Dataset excerpts >>
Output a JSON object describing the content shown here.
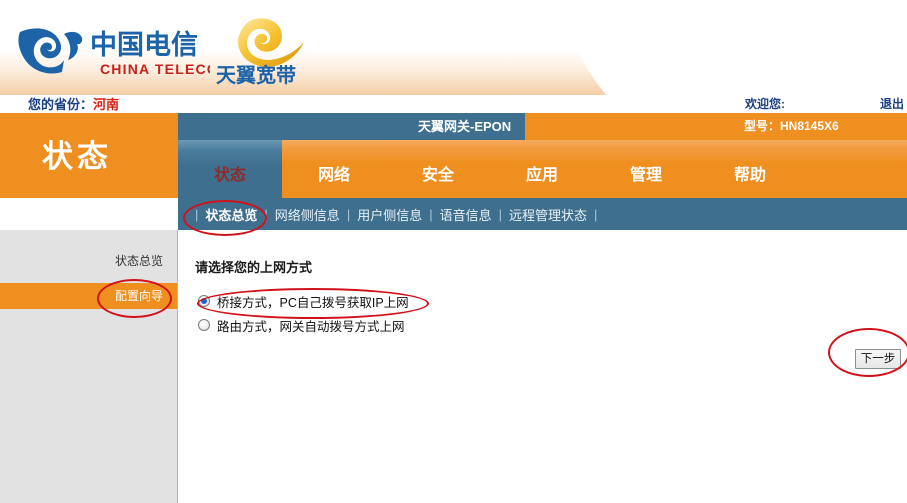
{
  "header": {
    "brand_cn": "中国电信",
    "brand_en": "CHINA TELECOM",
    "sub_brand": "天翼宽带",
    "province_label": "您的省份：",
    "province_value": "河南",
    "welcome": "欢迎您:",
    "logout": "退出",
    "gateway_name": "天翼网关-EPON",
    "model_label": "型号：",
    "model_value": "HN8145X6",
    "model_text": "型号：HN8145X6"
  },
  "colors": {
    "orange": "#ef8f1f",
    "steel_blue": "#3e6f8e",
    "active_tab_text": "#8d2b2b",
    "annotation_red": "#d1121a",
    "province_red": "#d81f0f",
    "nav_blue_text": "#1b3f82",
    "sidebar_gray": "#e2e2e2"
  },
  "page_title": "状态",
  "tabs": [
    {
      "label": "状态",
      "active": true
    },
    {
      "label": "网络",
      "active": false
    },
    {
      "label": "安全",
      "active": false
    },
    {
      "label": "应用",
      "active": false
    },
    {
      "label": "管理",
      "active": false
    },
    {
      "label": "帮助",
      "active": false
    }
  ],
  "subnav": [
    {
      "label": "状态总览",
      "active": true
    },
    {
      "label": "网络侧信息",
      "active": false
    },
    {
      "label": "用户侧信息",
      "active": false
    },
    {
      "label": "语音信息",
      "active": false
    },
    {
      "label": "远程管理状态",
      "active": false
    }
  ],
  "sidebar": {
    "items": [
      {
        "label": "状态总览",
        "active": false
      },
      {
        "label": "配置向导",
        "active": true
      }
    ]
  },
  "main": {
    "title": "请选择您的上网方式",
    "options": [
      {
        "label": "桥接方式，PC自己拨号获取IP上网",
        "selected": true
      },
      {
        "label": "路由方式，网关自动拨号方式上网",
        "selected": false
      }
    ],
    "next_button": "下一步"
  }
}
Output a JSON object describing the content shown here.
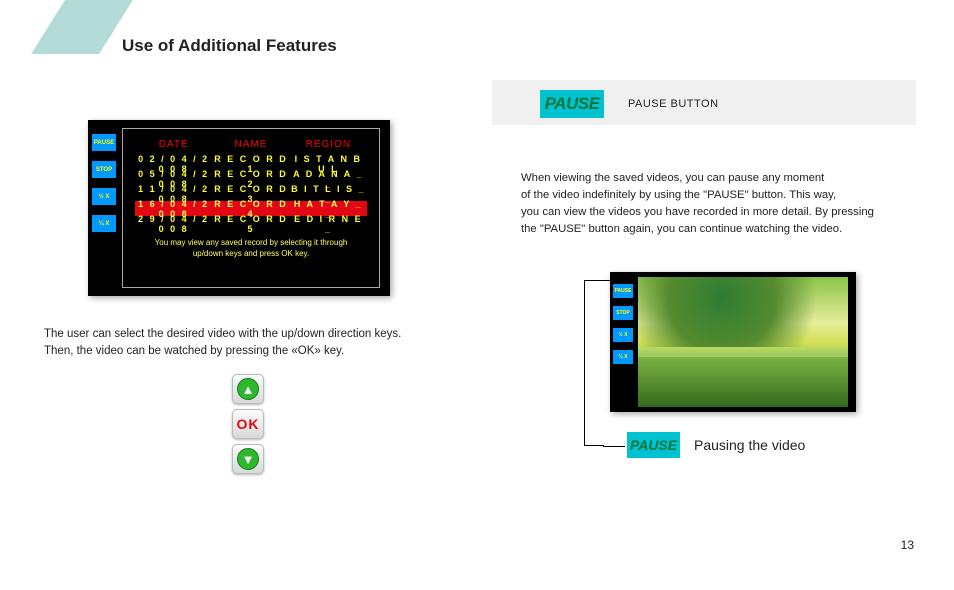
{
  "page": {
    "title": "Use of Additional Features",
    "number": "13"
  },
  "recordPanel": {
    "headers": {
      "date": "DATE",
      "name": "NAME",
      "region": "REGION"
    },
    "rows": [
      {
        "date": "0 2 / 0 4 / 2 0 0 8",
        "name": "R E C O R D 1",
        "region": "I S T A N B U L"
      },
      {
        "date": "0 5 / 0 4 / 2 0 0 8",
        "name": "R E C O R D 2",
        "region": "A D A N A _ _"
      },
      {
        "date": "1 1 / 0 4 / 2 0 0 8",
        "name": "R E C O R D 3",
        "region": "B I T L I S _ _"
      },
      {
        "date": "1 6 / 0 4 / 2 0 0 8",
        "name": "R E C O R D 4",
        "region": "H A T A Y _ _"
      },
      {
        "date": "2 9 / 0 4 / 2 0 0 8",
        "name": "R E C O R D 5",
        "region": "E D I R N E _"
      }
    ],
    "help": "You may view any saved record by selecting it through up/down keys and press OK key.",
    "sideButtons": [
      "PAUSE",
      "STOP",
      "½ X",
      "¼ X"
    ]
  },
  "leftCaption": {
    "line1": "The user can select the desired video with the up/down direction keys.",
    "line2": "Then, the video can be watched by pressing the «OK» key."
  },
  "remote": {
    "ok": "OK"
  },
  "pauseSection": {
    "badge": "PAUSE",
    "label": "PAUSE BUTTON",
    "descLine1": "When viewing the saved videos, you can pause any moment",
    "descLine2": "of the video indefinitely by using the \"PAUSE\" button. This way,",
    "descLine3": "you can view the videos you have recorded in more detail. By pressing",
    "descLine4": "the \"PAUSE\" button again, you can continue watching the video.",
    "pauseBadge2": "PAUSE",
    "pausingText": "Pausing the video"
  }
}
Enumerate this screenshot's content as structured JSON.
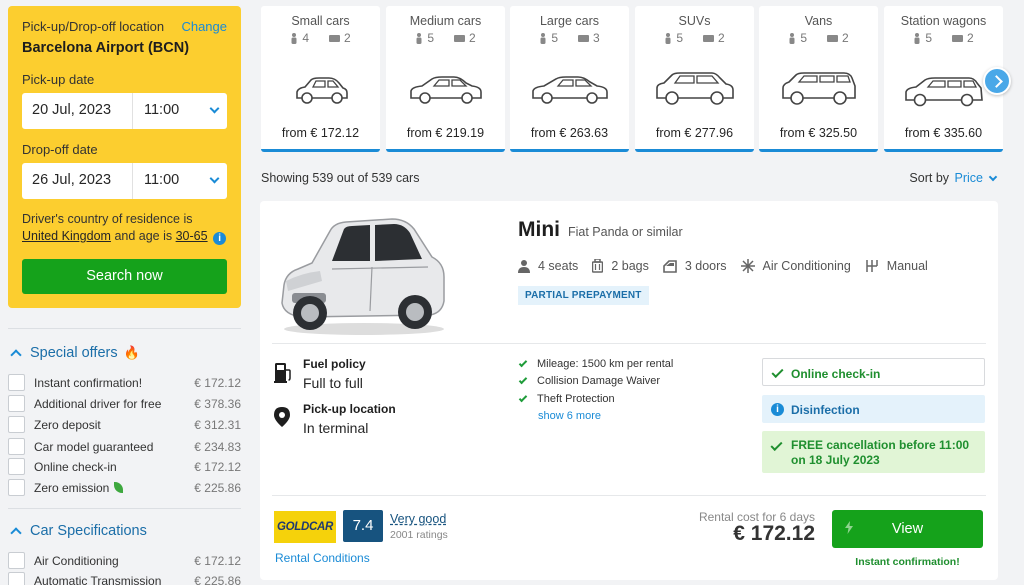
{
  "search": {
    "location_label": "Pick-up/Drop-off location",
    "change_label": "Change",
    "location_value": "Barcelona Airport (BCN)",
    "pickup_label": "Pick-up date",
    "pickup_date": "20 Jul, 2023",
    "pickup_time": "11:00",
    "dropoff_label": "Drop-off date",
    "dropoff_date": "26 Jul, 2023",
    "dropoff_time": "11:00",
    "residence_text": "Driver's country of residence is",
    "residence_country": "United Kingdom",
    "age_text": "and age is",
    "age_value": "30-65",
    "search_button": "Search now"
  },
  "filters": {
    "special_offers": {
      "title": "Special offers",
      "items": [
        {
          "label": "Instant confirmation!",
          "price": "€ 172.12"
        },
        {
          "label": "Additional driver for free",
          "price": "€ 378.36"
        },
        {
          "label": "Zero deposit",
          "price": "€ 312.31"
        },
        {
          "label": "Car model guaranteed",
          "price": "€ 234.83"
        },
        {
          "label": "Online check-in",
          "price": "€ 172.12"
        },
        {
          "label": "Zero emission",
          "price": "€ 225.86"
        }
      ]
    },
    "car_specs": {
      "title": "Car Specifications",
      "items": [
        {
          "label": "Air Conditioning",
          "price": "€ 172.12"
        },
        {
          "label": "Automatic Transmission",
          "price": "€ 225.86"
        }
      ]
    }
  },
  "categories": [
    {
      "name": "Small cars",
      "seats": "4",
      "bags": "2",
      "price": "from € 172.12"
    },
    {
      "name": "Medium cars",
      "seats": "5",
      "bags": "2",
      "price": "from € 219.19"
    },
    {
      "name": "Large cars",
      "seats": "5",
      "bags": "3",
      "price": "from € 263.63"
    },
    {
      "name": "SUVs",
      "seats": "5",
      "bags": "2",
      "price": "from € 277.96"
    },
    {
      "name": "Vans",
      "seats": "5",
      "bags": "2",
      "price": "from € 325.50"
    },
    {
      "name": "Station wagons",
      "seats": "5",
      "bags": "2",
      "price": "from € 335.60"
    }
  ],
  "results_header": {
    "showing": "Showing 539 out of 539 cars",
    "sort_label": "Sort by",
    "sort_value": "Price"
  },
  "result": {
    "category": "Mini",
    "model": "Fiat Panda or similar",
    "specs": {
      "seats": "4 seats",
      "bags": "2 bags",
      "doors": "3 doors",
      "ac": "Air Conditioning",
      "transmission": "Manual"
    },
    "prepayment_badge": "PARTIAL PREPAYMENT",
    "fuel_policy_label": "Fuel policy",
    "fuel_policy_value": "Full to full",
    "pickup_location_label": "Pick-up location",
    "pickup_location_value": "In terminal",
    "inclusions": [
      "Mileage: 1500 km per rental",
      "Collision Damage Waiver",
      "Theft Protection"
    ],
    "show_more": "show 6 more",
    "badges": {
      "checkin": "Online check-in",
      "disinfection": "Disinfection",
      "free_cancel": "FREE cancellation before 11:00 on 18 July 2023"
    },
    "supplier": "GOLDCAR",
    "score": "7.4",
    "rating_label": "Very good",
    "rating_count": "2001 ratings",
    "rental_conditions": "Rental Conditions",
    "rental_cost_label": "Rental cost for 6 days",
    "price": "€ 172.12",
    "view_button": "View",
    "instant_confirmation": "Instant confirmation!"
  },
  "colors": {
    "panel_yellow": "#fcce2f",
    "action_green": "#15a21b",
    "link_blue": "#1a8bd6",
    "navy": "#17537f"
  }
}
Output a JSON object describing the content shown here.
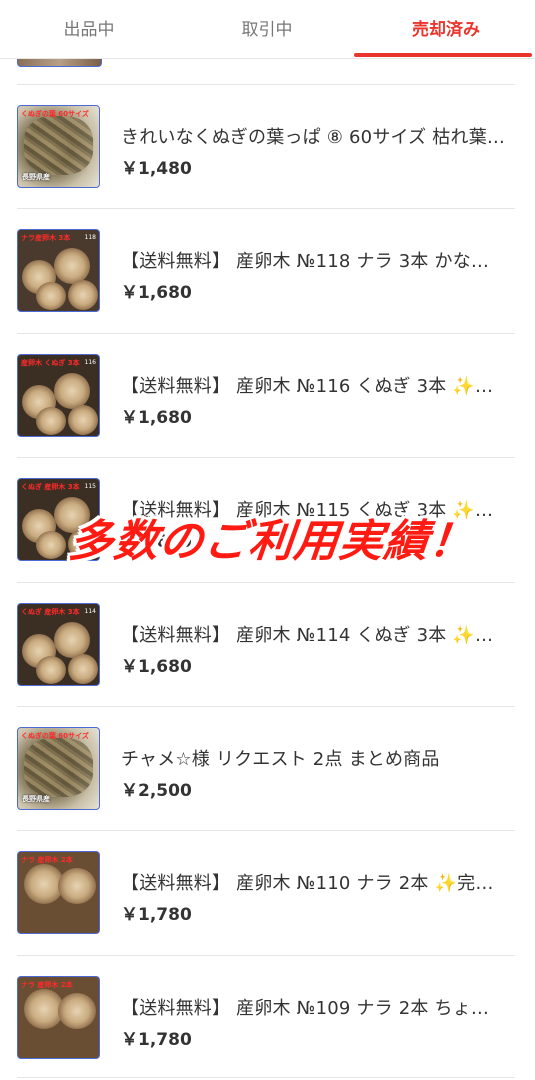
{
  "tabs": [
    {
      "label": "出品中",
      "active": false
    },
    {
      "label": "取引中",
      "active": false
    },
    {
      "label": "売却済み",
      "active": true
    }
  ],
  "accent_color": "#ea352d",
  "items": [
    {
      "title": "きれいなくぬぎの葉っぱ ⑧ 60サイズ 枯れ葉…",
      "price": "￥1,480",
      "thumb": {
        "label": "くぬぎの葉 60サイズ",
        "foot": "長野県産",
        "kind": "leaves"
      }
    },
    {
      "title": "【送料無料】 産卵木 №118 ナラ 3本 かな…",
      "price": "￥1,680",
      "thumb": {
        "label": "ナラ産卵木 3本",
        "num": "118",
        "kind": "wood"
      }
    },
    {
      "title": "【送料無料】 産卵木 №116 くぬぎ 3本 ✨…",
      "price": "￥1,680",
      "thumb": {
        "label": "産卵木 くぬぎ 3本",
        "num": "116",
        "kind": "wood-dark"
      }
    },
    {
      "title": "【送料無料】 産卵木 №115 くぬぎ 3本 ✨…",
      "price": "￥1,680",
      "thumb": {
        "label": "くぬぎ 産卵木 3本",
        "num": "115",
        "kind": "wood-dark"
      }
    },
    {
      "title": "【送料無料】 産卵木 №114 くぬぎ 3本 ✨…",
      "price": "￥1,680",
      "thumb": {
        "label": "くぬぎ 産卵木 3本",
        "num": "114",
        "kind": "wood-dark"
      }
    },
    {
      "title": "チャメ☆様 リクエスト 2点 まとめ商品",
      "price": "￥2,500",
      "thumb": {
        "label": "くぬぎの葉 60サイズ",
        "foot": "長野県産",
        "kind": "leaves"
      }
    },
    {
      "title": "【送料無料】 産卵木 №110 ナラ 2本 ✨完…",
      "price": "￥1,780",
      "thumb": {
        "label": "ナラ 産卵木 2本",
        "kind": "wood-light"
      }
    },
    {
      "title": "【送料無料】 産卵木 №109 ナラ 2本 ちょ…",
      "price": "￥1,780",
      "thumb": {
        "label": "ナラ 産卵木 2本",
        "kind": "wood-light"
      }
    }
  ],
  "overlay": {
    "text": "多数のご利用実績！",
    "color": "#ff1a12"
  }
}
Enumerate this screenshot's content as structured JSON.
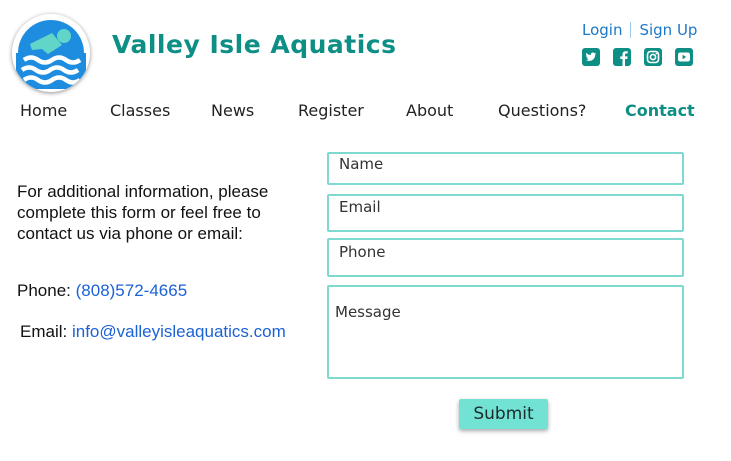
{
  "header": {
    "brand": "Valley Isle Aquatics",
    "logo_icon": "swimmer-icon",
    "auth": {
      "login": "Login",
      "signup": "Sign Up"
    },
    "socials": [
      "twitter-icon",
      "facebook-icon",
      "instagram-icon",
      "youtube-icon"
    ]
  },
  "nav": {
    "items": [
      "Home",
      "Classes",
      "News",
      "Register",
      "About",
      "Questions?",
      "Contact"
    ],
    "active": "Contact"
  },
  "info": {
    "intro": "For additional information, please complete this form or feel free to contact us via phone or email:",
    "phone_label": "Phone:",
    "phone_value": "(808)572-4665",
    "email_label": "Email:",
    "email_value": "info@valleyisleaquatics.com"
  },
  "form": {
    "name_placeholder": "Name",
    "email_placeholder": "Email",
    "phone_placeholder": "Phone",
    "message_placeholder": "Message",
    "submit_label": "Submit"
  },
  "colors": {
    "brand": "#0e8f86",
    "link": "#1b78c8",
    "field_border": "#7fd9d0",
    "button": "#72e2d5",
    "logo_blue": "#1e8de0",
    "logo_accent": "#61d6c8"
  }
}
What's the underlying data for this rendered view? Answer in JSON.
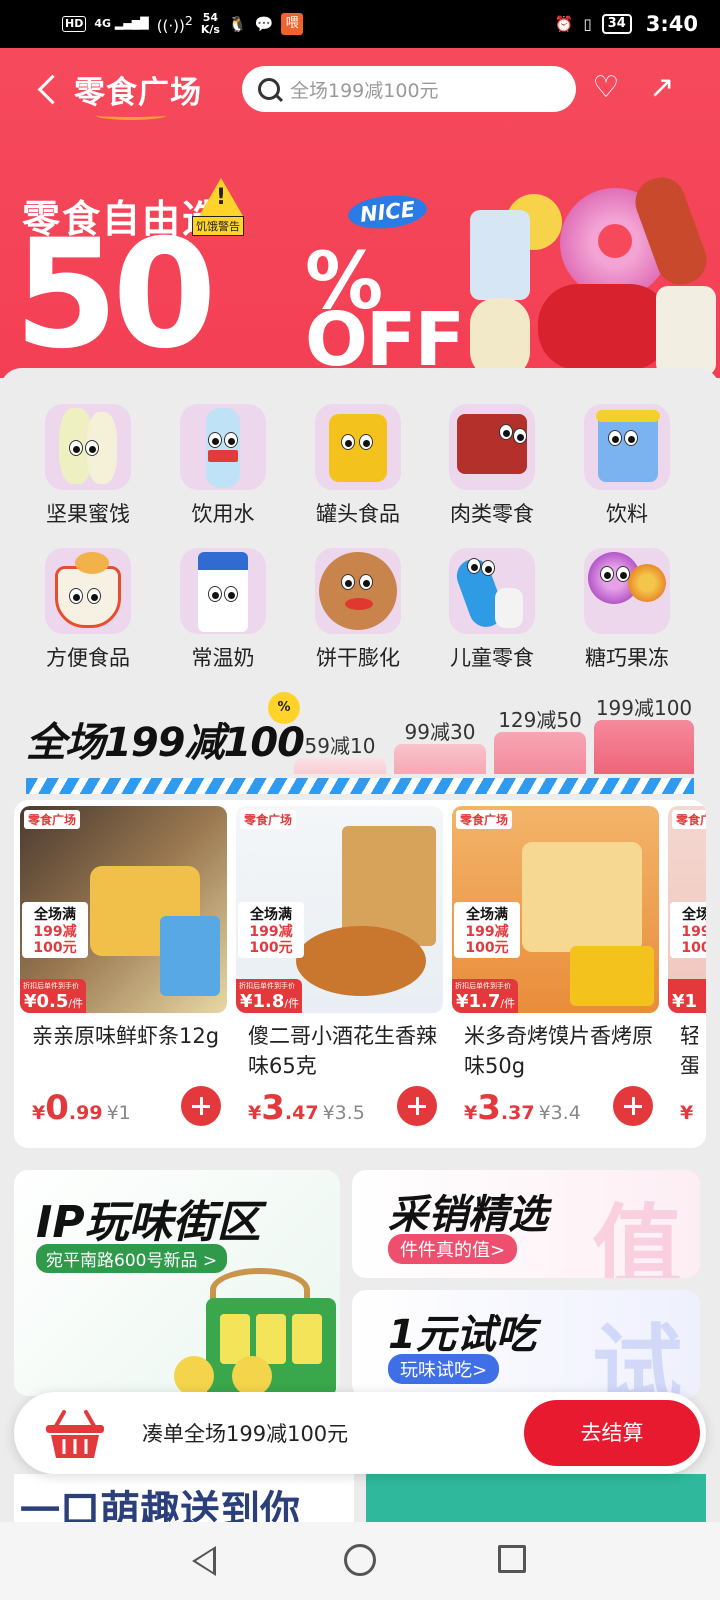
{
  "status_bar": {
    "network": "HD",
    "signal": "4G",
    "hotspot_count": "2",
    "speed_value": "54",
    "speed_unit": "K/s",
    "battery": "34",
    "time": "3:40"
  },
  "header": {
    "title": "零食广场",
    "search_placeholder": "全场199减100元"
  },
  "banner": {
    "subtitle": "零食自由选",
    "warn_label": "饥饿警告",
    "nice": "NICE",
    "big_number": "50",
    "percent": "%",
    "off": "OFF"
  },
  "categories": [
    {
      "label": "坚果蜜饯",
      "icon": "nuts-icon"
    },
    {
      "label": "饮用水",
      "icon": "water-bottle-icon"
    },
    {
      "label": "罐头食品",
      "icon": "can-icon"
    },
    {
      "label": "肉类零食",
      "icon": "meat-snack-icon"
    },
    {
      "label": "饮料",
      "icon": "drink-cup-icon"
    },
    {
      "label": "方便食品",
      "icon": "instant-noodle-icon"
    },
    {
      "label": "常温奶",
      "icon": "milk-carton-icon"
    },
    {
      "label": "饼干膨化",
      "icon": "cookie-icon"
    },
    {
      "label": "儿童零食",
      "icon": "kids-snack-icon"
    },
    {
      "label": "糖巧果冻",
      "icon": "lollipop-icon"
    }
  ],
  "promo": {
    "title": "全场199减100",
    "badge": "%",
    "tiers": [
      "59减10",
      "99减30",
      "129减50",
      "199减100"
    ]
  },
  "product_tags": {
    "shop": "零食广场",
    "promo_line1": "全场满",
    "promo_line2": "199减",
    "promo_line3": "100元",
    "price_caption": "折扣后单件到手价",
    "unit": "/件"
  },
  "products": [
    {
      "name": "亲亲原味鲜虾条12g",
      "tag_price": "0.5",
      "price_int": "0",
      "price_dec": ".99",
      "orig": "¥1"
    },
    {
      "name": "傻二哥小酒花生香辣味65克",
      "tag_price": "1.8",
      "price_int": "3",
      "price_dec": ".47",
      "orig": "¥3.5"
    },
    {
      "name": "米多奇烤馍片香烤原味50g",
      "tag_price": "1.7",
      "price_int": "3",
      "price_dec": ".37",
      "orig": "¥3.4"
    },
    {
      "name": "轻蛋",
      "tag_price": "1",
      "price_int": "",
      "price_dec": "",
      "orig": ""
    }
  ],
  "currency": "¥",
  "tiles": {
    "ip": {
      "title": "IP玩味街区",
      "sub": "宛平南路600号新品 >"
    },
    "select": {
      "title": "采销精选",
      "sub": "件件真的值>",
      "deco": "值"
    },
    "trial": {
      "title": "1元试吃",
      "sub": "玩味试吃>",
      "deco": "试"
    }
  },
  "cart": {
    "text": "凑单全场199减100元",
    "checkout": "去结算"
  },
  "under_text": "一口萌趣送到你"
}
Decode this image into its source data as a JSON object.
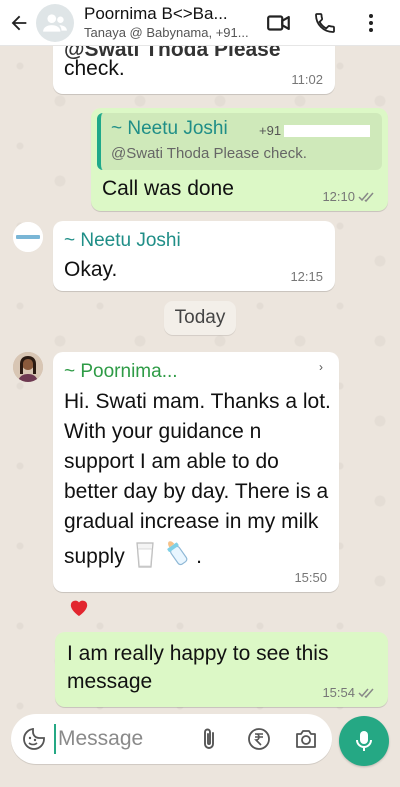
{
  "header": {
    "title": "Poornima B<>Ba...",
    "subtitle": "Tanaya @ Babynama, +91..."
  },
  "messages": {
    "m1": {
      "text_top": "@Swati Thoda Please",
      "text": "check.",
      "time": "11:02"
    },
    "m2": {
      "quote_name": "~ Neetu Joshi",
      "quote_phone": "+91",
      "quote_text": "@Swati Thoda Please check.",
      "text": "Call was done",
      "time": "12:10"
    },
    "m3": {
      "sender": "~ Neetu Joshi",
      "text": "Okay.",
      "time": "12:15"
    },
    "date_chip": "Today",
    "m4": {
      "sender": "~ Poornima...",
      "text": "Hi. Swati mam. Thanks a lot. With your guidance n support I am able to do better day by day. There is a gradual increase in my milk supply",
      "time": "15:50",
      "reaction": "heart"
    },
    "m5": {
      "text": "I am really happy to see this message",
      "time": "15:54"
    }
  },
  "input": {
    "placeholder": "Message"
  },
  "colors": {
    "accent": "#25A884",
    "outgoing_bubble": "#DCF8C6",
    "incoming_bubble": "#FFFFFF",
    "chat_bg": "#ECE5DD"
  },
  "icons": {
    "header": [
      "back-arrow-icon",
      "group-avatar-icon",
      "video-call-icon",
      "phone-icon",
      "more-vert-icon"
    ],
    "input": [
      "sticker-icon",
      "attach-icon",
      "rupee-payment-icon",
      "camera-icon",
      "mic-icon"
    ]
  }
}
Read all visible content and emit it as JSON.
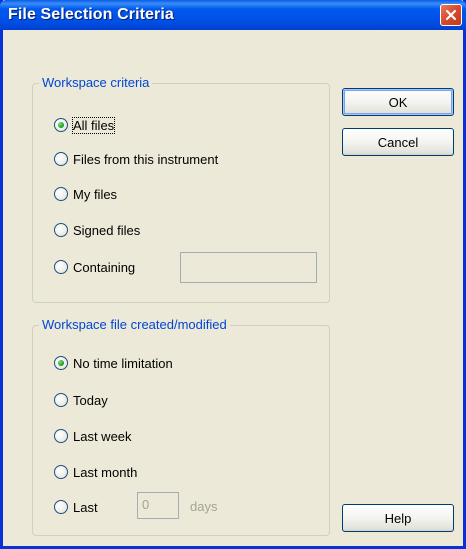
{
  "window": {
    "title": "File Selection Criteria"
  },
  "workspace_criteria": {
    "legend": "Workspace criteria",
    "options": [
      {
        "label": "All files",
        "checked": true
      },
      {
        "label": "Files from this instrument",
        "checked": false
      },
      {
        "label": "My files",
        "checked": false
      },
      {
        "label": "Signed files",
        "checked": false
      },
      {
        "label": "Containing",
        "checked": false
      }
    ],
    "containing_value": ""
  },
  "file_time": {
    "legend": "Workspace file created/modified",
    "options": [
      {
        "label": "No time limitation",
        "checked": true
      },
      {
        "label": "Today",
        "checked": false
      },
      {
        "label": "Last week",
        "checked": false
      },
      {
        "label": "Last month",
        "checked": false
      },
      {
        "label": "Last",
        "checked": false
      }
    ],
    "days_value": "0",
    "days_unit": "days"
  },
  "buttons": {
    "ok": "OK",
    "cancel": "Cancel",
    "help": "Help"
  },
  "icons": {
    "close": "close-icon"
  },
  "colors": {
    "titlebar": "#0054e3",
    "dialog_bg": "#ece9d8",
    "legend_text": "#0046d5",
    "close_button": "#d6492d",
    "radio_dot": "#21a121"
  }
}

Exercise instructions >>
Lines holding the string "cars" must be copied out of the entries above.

Written response >>
      "name": "Small cars",
      "name": "Medium cars",
      "name": "Large cars",
    "showing": "Showing 539 out of 539 cars",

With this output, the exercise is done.